A sandstorm has battered Senegal leaving livestock dead and damaging the newly-opened airport.
A wall of dust swept across the capital, Dakar, reducing visibility and bringing winds gusting to 90 kilometres per hour.
This type of dust storm is known as a haboob and is common in some parts of the world, such as the Arabian Peninsula, the Sahara and the desert southwest of the US. However, it is believed to be the first time that such a storm has churned over Senegal.
The word haboob is thought to have originated from Sudan, and comes from the Arabic word for wind. The storms are formed when air blows strongly downwards, towards the ground, picking up vast amounts of dust.

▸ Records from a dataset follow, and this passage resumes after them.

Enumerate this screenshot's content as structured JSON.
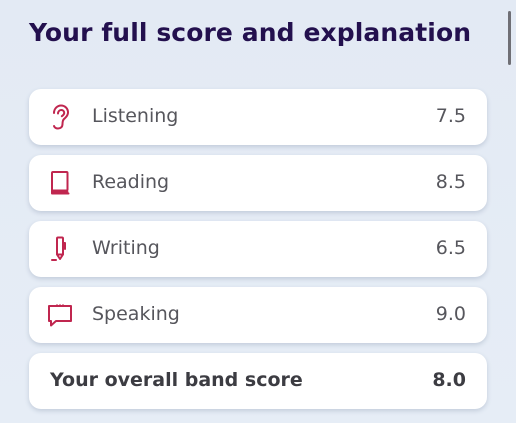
{
  "title": "Your full score and explanation",
  "colors": {
    "title": "#23104e",
    "icon_accent": "#c0264f",
    "background": "#e4ebf5",
    "card": "#ffffff"
  },
  "skills": [
    {
      "label": "Listening",
      "score": "7.5",
      "icon": "ear-icon"
    },
    {
      "label": "Reading",
      "score": "8.5",
      "icon": "book-icon"
    },
    {
      "label": "Writing",
      "score": "6.5",
      "icon": "pen-icon"
    },
    {
      "label": "Speaking",
      "score": "9.0",
      "icon": "speech-bubble-icon"
    }
  ],
  "overall": {
    "label": "Your overall band score",
    "score": "8.0"
  }
}
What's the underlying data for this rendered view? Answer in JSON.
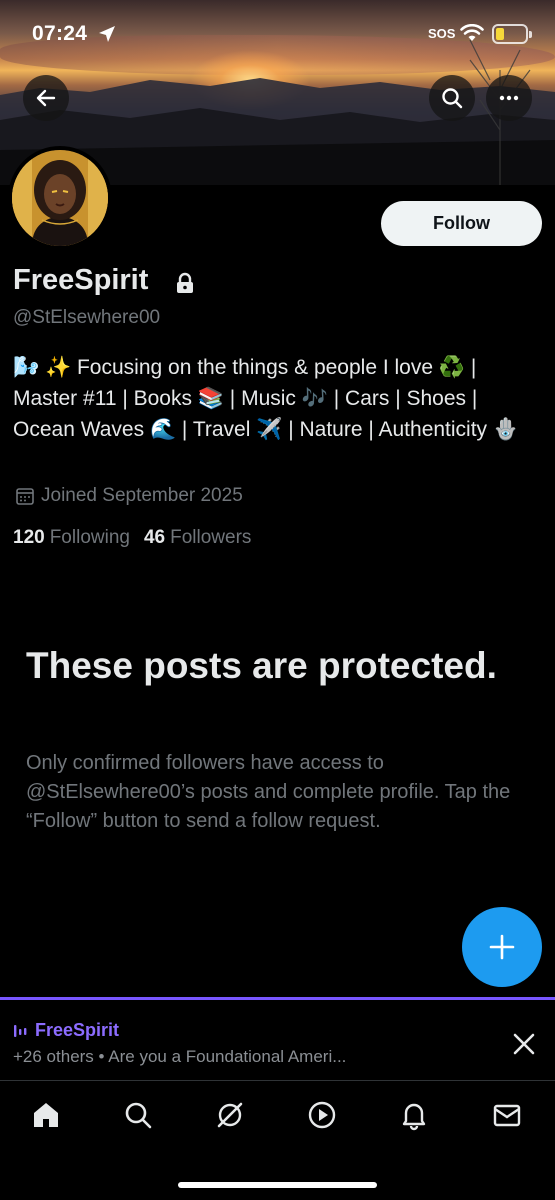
{
  "status_bar": {
    "time": "07:24",
    "sos": "SOS",
    "location_icon": "location-arrow-icon",
    "wifi_icon": "wifi-icon",
    "battery_icon": "battery-low-icon"
  },
  "header": {
    "back_icon": "back-arrow-icon",
    "search_icon": "search-icon",
    "more_icon": "more-dots-icon"
  },
  "profile": {
    "follow_label": "Follow",
    "display_name": "FreeSpirit",
    "handle": "@StElsewhere00",
    "bio": "🌬️ ✨ Focusing on the things & people I love ♻️ | Master #11 | Books 📚 | Music 🎶 | Cars | Shoes | Ocean Waves 🌊 | Travel ✈️ | Nature | Authenticity 🪬",
    "joined": "Joined September 2025",
    "following_count": "120",
    "following_label": "Following",
    "followers_count": "46",
    "followers_label": "Followers"
  },
  "protected": {
    "title": "These posts are protected.",
    "body": "Only confirmed followers have access to @StElsewhere00’s posts and complete profile. Tap the “Follow” button to send a follow request."
  },
  "spaces": {
    "title": "FreeSpirit",
    "subtitle": "+26 others • Are you a Foundational Ameri..."
  },
  "colors": {
    "accent": "#1d9bf0",
    "spaces_purple": "#7856ff",
    "muted_text": "#71767b",
    "primary_text": "#e7e9ea",
    "background": "#000000"
  },
  "tabbar": {
    "items": [
      {
        "name": "home-icon"
      },
      {
        "name": "search-icon"
      },
      {
        "name": "grok-icon"
      },
      {
        "name": "video-play-icon"
      },
      {
        "name": "notifications-bell-icon"
      },
      {
        "name": "messages-envelope-icon"
      }
    ]
  }
}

This usually happens as the result of a decaying thunderstorm.
The strong winds led to the death of a number of livestock and caused damage to the airport.
Planes were damaged, as was the terminal building, which only opened six months ago.
The haboob was followed by thunderstorms, which brought heavy rain and signalled the start of Senegal’s rainy season, which runs until October.